[Opening MATERIAL SUPPLIED section]
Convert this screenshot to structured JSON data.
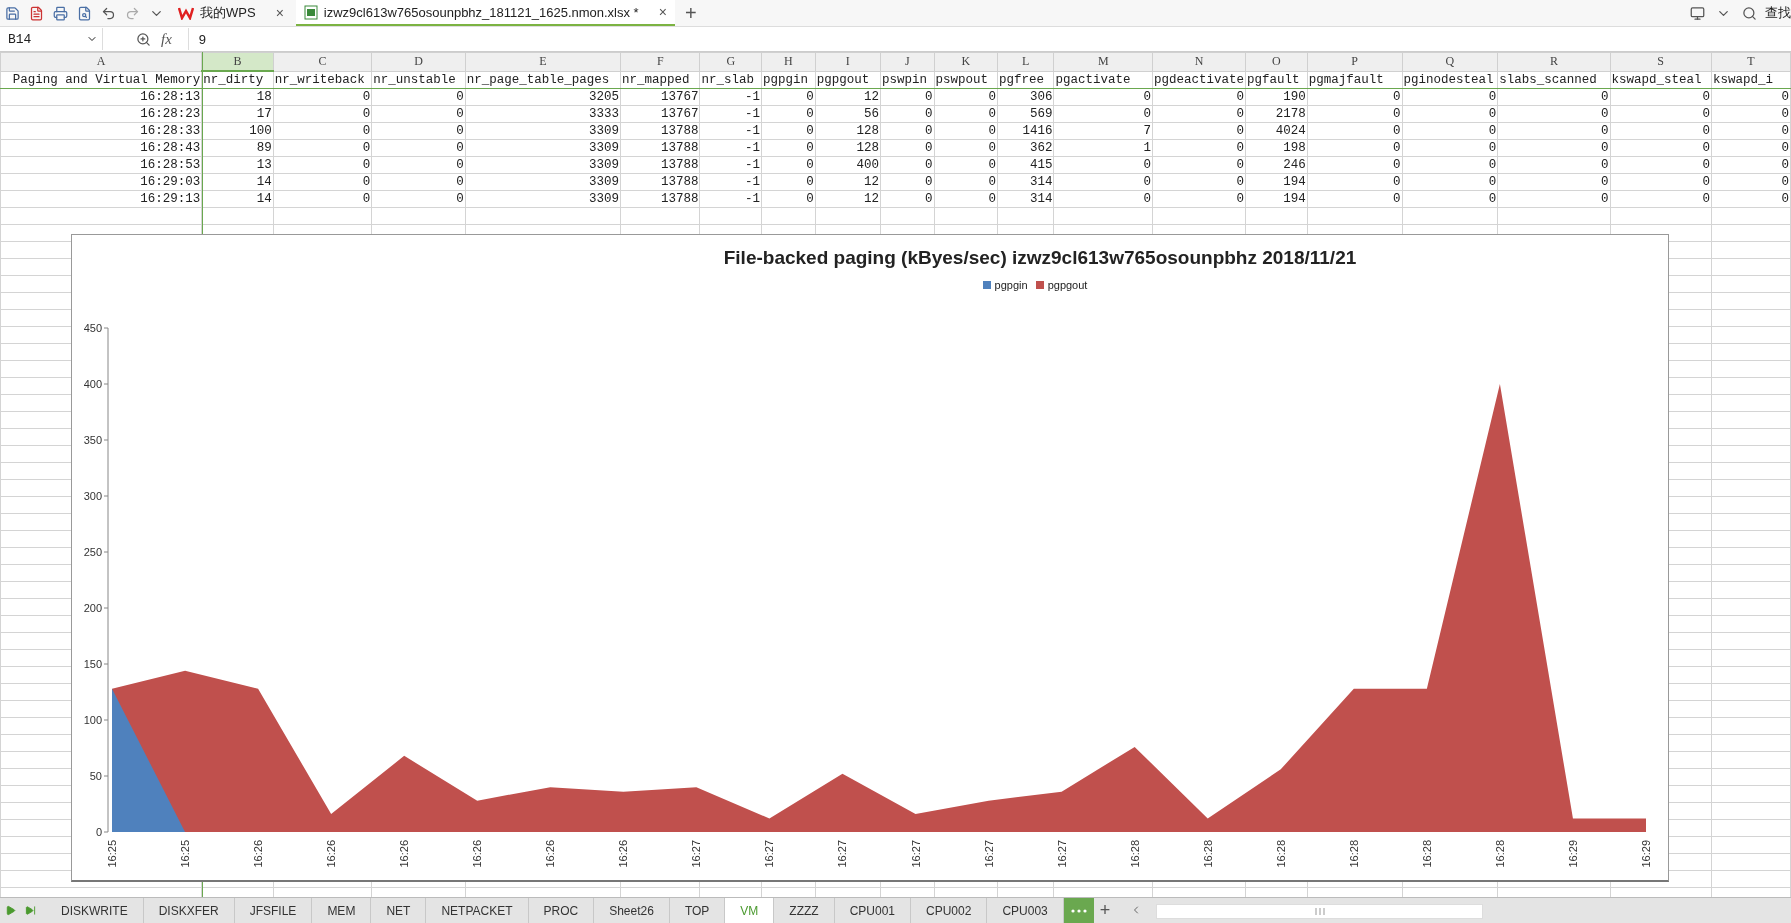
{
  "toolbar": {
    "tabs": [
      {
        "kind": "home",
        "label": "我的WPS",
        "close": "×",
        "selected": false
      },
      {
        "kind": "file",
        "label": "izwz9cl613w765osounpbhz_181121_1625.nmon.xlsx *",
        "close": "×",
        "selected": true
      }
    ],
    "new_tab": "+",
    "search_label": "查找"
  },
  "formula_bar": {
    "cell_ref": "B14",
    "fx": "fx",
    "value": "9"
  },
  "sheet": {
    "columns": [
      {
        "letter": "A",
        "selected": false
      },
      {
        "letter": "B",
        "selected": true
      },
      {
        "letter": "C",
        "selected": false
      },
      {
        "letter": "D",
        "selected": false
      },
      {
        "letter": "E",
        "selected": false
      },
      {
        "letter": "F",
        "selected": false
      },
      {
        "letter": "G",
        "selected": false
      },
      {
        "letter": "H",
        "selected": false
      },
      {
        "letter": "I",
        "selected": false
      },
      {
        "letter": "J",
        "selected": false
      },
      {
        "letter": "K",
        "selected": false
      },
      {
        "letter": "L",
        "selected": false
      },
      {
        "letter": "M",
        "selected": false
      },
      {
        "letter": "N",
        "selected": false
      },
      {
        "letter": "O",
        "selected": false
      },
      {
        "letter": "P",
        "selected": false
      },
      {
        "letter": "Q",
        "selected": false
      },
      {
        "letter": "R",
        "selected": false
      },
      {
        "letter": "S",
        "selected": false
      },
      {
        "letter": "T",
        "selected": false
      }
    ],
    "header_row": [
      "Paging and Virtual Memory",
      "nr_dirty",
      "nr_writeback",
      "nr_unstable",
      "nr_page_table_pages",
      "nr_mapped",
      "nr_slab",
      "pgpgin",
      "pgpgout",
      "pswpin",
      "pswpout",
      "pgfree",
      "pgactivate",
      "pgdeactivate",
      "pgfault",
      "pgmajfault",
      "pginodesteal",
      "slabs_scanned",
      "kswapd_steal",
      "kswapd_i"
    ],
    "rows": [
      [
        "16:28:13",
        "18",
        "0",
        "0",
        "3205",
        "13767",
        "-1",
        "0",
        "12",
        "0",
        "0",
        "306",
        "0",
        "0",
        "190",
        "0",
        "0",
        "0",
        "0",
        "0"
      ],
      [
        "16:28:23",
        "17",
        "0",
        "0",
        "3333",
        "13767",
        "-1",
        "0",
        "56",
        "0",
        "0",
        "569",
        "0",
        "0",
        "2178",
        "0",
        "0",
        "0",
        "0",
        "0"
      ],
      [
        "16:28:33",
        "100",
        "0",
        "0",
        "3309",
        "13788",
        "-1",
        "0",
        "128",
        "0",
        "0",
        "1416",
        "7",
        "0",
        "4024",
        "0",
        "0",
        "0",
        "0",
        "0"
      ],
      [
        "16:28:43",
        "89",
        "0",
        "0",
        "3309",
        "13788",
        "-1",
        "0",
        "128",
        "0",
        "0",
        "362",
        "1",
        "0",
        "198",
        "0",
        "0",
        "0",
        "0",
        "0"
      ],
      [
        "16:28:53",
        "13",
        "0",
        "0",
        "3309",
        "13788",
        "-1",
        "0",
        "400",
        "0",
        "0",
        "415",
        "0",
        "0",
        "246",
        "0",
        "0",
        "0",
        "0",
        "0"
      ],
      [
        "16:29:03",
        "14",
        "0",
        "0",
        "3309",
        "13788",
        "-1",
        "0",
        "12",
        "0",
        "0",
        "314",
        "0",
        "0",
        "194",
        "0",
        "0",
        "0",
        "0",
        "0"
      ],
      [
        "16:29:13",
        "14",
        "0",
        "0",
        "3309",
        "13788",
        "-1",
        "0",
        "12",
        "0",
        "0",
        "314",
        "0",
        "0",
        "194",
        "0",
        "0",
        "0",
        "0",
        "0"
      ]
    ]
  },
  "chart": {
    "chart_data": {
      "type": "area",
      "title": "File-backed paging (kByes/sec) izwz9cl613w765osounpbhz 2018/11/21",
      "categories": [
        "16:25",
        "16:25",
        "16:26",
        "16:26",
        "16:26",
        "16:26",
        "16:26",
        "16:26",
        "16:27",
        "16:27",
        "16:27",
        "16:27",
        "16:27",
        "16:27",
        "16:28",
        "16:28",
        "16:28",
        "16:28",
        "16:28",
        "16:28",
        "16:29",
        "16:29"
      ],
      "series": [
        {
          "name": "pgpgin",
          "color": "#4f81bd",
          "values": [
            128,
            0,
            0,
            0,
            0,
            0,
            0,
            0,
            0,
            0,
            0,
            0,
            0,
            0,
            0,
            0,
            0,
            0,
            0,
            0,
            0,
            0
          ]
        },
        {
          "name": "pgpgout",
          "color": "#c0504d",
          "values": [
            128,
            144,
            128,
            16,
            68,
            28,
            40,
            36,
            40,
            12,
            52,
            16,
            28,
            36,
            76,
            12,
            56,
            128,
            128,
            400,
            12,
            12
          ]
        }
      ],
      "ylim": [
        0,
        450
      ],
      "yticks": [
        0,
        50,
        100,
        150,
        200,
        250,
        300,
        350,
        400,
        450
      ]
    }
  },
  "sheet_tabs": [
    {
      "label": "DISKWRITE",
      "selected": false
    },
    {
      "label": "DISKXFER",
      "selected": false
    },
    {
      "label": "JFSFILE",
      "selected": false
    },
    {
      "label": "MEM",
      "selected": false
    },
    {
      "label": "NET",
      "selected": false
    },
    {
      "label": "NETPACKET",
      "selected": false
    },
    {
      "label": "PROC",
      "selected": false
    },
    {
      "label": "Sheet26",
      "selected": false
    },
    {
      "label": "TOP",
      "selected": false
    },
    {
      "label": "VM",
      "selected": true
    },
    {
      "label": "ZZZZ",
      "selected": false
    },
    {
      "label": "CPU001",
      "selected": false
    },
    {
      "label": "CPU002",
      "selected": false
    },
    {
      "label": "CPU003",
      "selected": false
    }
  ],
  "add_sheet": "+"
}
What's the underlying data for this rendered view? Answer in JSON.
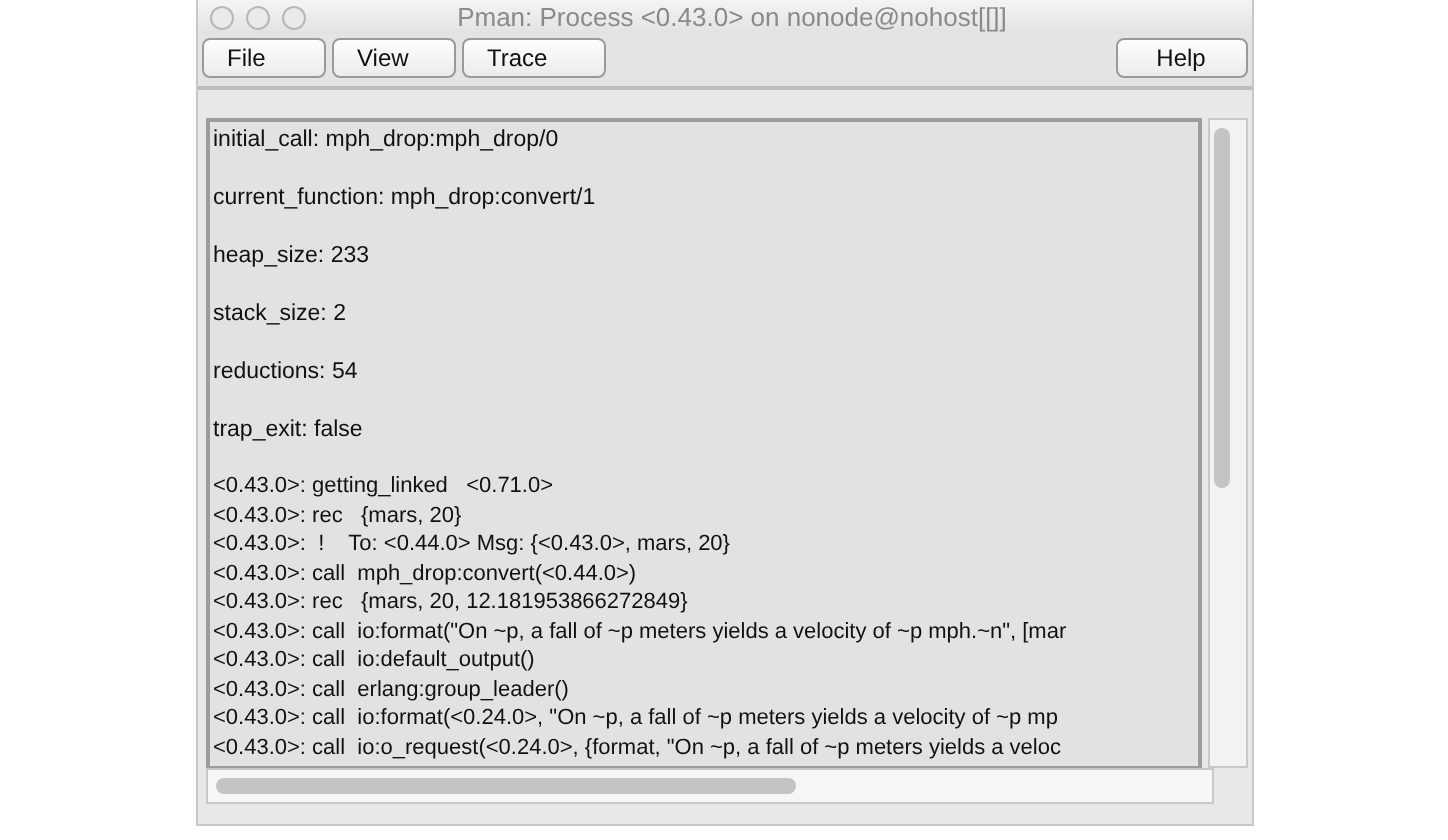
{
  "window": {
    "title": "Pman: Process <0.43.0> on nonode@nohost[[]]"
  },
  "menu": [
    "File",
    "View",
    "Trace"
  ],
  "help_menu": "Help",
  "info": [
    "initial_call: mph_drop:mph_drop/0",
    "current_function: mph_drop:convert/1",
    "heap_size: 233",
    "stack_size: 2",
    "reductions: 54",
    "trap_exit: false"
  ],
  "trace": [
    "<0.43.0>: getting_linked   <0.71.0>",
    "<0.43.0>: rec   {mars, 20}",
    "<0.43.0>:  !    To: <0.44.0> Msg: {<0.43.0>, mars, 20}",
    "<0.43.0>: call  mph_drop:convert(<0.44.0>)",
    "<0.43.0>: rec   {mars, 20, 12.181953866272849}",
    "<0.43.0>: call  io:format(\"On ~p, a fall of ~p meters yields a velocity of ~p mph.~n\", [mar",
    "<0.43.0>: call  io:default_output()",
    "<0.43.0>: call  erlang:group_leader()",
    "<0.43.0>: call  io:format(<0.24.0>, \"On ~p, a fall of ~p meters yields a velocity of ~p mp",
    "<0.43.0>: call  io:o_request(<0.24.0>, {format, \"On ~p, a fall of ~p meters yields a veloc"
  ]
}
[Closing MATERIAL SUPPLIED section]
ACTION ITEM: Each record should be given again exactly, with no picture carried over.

RESPONSE:
Convert this screenshot to structured JSON data.
{
  "toolbar": {
    "tabs": [
      {
        "kind": "home",
        "label": "我的WPS",
        "close": "×",
        "selected": false
      },
      {
        "kind": "file",
        "label": "izwz9cl613w765osounpbhz_181121_1625.nmon.xlsx *",
        "close": "×",
        "selected": true
      }
    ],
    "new_tab": "+",
    "search_label": "查找"
  },
  "formula_bar": {
    "cell_ref": "B14",
    "fx": "fx",
    "value": "9"
  },
  "sheet": {
    "columns": [
      {
        "letter": "A",
        "selected": false
      },
      {
        "letter": "B",
        "selected": true
      },
      {
        "letter": "C",
        "selected": false
      },
      {
        "letter": "D",
        "selected": false
      },
      {
        "letter": "E",
        "selected": false
      },
      {
        "letter": "F",
        "selected": false
      },
      {
        "letter": "G",
        "selected": false
      },
      {
        "letter": "H",
        "selected": false
      },
      {
        "letter": "I",
        "selected": false
      },
      {
        "letter": "J",
        "selected": false
      },
      {
        "letter": "K",
        "selected": false
      },
      {
        "letter": "L",
        "selected": false
      },
      {
        "letter": "M",
        "selected": false
      },
      {
        "letter": "N",
        "selected": false
      },
      {
        "letter": "O",
        "selected": false
      },
      {
        "letter": "P",
        "selected": false
      },
      {
        "letter": "Q",
        "selected": false
      },
      {
        "letter": "R",
        "selected": false
      },
      {
        "letter": "S",
        "selected": false
      },
      {
        "letter": "T",
        "selected": false
      }
    ],
    "header_row": [
      "Paging and Virtual Memory",
      "nr_dirty",
      "nr_writeback",
      "nr_unstable",
      "nr_page_table_pages",
      "nr_mapped",
      "nr_slab",
      "pgpgin",
      "pgpgout",
      "pswpin",
      "pswpout",
      "pgfree",
      "pgactivate",
      "pgdeactivate",
      "pgfault",
      "pgmajfault",
      "pginodesteal",
      "slabs_scanned",
      "kswapd_steal",
      "kswapd_i"
    ],
    "rows": [
      [
        "16:28:13",
        "18",
        "0",
        "0",
        "3205",
        "13767",
        "-1",
        "0",
        "12",
        "0",
        "0",
        "306",
        "0",
        "0",
        "190",
        "0",
        "0",
        "0",
        "0",
        "0"
      ],
      [
        "16:28:23",
        "17",
        "0",
        "0",
        "3333",
        "13767",
        "-1",
        "0",
        "56",
        "0",
        "0",
        "569",
        "0",
        "0",
        "2178",
        "0",
        "0",
        "0",
        "0",
        "0"
      ],
      [
        "16:28:33",
        "100",
        "0",
        "0",
        "3309",
        "13788",
        "-1",
        "0",
        "128",
        "0",
        "0",
        "1416",
        "7",
        "0",
        "4024",
        "0",
        "0",
        "0",
        "0",
        "0"
      ],
      [
        "16:28:43",
        "89",
        "0",
        "0",
        "3309",
        "13788",
        "-1",
        "0",
        "128",
        "0",
        "0",
        "362",
        "1",
        "0",
        "198",
        "0",
        "0",
        "0",
        "0",
        "0"
      ],
      [
        "16:28:53",
        "13",
        "0",
        "0",
        "3309",
        "13788",
        "-1",
        "0",
        "400",
        "0",
        "0",
        "415",
        "0",
        "0",
        "246",
        "0",
        "0",
        "0",
        "0",
        "0"
      ],
      [
        "16:29:03",
        "14",
        "0",
        "0",
        "3309",
        "13788",
        "-1",
        "0",
        "12",
        "0",
        "0",
        "314",
        "0",
        "0",
        "194",
        "0",
        "0",
        "0",
        "0",
        "0"
      ],
      [
        "16:29:13",
        "14",
        "0",
        "0",
        "3309",
        "13788",
        "-1",
        "0",
        "12",
        "0",
        "0",
        "314",
        "0",
        "0",
        "194",
        "0",
        "0",
        "0",
        "0",
        "0"
      ]
    ]
  },
  "chart": {
    "chart_data": {
      "type": "area",
      "title": "File-backed paging (kByes/sec) izwz9cl613w765osounpbhz 2018/11/21",
      "categories": [
        "16:25",
        "16:25",
        "16:26",
        "16:26",
        "16:26",
        "16:26",
        "16:26",
        "16:26",
        "16:27",
        "16:27",
        "16:27",
        "16:27",
        "16:27",
        "16:27",
        "16:28",
        "16:28",
        "16:28",
        "16:28",
        "16:28",
        "16:28",
        "16:29",
        "16:29"
      ],
      "series": [
        {
          "name": "pgpgin",
          "color": "#4f81bd",
          "values": [
            128,
            0,
            0,
            0,
            0,
            0,
            0,
            0,
            0,
            0,
            0,
            0,
            0,
            0,
            0,
            0,
            0,
            0,
            0,
            0,
            0,
            0
          ]
        },
        {
          "name": "pgpgout",
          "color": "#c0504d",
          "values": [
            128,
            144,
            128,
            16,
            68,
            28,
            40,
            36,
            40,
            12,
            52,
            16,
            28,
            36,
            76,
            12,
            56,
            128,
            128,
            400,
            12,
            12
          ]
        }
      ],
      "ylim": [
        0,
        450
      ],
      "yticks": [
        0,
        50,
        100,
        150,
        200,
        250,
        300,
        350,
        400,
        450
      ]
    }
  },
  "sheet_tabs": [
    {
      "label": "DISKWRITE",
      "selected": false
    },
    {
      "label": "DISKXFER",
      "selected": false
    },
    {
      "label": "JFSFILE",
      "selected": false
    },
    {
      "label": "MEM",
      "selected": false
    },
    {
      "label": "NET",
      "selected": false
    },
    {
      "label": "NETPACKET",
      "selected": false
    },
    {
      "label": "PROC",
      "selected": false
    },
    {
      "label": "Sheet26",
      "selected": false
    },
    {
      "label": "TOP",
      "selected": false
    },
    {
      "label": "VM",
      "selected": true
    },
    {
      "label": "ZZZZ",
      "selected": false
    },
    {
      "label": "CPU001",
      "selected": false
    },
    {
      "label": "CPU002",
      "selected": false
    },
    {
      "label": "CPU003",
      "selected": false
    }
  ],
  "add_sheet": "+"
}
What's the underlying data for this rendered view? Answer in JSON.
{
  "window": {
    "title": "Pman: Process <0.43.0> on nonode@nohost[[]]"
  },
  "menu": [
    "File",
    "View",
    "Trace"
  ],
  "help_menu": "Help",
  "info": [
    "initial_call: mph_drop:mph_drop/0",
    "current_function: mph_drop:convert/1",
    "heap_size: 233",
    "stack_size: 2",
    "reductions: 54",
    "trap_exit: false"
  ],
  "trace": [
    "<0.43.0>: getting_linked   <0.71.0>",
    "<0.43.0>: rec   {mars, 20}",
    "<0.43.0>:  !    To: <0.44.0> Msg: {<0.43.0>, mars, 20}",
    "<0.43.0>: call  mph_drop:convert(<0.44.0>)",
    "<0.43.0>: rec   {mars, 20, 12.181953866272849}",
    "<0.43.0>: call  io:format(\"On ~p, a fall of ~p meters yields a velocity of ~p mph.~n\", [mar",
    "<0.43.0>: call  io:default_output()",
    "<0.43.0>: call  erlang:group_leader()",
    "<0.43.0>: call  io:format(<0.24.0>, \"On ~p, a fall of ~p meters yields a velocity of ~p mp",
    "<0.43.0>: call  io:o_request(<0.24.0>, {format, \"On ~p, a fall of ~p meters yields a veloc"
  ]
}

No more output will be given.